== Exercise directions ==
Which lines of the entries contain the string "icon"? Please find them and copy them.

──────── Material provided

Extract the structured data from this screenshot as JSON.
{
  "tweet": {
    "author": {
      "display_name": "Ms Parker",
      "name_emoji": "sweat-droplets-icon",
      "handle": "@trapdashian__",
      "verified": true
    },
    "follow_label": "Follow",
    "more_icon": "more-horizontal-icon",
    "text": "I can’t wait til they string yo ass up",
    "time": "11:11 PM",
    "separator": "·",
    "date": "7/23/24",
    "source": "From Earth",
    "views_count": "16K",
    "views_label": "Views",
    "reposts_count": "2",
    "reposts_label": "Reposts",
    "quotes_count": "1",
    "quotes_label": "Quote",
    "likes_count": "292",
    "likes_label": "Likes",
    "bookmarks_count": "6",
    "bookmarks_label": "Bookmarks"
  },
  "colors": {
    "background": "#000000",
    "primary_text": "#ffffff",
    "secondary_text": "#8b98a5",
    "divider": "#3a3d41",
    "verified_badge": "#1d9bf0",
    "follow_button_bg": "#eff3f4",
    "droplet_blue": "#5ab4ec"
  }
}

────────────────

== Answer box ==
      "name_emoji": "sweat-droplets-icon",
    "more_icon": "more-horizontal-icon",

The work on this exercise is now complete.